The History of Girl's Latin School
and Boston Latin Academy Video
Vita Tua Sit Sincera (Let Thy Life Be Sincere)
Boston Latin Academy (BLA) was formerly Girls' Latin School (GLS), the very first college preparatory high school for girls established in the United States.
The founding of the school was the result of activist mothers' desire to provide college preparatory training for their girls. A plan to admit girls to the Public Latin School for boys was formed by an executive committee of the Massachusetts Society for the University Education of Women. Three visionary and driving members of this executive committee, Emily Talbot, Florence Cushing and Annie Fields, deserve much of the credit for the school's founding. Henry Durant, founder and president of Wellesley College, and one of the most brilliant legal minds in Boston, was also instrumental in outlining the legal route for the school to be established.
Several petitions with thousands of signatures were presented to the Boston School Committee in September 1877 asking that the same college preparation offered to boys at the Public Latin School be made available to girls. The board referred the question to its Subcommittee on High Schools. Meanwhile Emily Talbot met with the headmaster of the Public Latin School and asked that her daughter and another girl be admitted. Although Headmaster Moses Merrill was willing to teach the girls, he thought it best to wait for the Boston School Committee's decision. Ultimately, it was recommended that a separate Latin School for girls be established.
Girls' Latin School opened on West Newton Street in Boston's South End on February 12, 1878. The school had only thirty-seven pupils in three classes. The first thirty-seven students were divided according to aptitude into the Sixth, Fifth and Third classes. The six students in the first graduating class in 1880 were Alice M. Mills, Charlotte W. Rogers, Vida D. Scudder, Mary L. Mason, Alice S. Rollins and Miriam S. Witherspoon; all six were accepted to Smith College.
By the time GLS celebrated its 25th Anniversary in 1903, it had achieved the reputation as one of the finest college preparatory schools in the United States. The number of students continued to grow each year as a result of its academic achievements.

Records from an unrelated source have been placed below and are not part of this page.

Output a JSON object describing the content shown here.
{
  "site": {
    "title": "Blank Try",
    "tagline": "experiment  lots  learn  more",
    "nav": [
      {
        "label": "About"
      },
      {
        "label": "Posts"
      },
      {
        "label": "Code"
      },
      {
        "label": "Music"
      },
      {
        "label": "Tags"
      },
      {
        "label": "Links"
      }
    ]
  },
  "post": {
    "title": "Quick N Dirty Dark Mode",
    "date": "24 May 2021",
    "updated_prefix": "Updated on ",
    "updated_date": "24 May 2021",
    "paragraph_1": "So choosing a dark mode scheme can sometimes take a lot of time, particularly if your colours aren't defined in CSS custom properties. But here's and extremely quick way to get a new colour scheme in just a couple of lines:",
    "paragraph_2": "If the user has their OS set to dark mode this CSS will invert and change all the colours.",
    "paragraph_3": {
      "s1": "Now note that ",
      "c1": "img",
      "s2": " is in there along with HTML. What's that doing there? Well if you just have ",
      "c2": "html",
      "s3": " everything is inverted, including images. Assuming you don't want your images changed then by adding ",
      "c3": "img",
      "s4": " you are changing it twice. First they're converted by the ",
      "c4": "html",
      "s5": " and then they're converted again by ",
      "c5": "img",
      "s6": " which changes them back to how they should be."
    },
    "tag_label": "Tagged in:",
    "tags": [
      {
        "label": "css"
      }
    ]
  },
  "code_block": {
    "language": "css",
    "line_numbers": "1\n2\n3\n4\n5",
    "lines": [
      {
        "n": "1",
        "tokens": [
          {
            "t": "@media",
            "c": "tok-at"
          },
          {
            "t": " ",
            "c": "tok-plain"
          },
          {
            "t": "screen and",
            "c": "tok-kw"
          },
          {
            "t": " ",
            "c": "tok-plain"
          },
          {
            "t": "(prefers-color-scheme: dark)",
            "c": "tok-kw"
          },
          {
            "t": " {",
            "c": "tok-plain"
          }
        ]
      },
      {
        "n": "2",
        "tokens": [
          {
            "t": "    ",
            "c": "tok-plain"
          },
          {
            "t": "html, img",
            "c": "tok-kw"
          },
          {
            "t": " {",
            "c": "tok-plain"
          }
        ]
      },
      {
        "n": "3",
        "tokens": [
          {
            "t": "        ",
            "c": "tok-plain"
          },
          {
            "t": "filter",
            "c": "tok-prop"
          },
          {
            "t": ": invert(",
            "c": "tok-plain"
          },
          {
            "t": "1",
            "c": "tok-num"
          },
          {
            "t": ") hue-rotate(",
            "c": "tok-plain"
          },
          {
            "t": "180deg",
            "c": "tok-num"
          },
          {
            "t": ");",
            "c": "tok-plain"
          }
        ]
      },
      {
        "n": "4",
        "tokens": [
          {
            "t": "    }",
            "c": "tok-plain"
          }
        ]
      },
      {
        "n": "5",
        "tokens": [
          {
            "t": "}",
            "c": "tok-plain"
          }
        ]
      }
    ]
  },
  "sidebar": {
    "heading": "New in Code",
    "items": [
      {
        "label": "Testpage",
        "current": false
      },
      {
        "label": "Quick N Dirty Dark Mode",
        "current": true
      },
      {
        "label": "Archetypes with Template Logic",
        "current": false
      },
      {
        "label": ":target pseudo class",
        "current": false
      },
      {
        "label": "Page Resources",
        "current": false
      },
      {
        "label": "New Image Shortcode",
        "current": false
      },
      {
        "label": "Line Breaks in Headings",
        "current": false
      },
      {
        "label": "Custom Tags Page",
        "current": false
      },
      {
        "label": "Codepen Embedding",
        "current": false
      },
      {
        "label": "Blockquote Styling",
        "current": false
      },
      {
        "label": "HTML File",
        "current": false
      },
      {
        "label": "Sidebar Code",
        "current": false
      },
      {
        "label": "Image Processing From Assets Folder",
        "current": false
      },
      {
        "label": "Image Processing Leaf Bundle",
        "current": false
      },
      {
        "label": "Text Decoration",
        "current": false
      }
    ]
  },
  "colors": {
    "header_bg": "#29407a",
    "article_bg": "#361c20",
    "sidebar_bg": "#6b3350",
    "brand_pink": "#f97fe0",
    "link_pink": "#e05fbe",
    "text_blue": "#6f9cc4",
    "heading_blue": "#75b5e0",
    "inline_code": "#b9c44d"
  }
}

When the number of students exceeded 350 in 1898, the school committee moved the first four classes to a building in Copley Square vacated by the Chauncy Hall School, while the fifth and sixth remained in the old building. In 1907, Girls' Latin School moved into a brand new building, shared with the Normal School, located on Huntington Avenue in the Fenway.
The school remained in the Fenway until 1955, when Teachers' College (formerly the Normal School) expanded, forcing Girls' Latin School to relocate to the former Dorchester High School for Girls building located in Codman Square. In 1971, the School Committee recognized a new state law which ended sex discrimination in the two Latin Schools. This legislation was known as Massachusetts Law Chapter 622 of the Acts of 1971. In 1972, boys were admitted for the first time to Girls Latin School. The school name was changed in 1975, and the first graduating class of Boston Latin Academy matriculated in 1977.
In 1981, Latin Academy moved back into the Fenway area, this time to Ipswich Street across from Fenway Park. It remained there until the summer of 1991 when it moved again, this time to its present location in the former Boston Technical High School, located on Townsend Street in Dorchester. Just under 1800 students attend Boston Latin Academy today.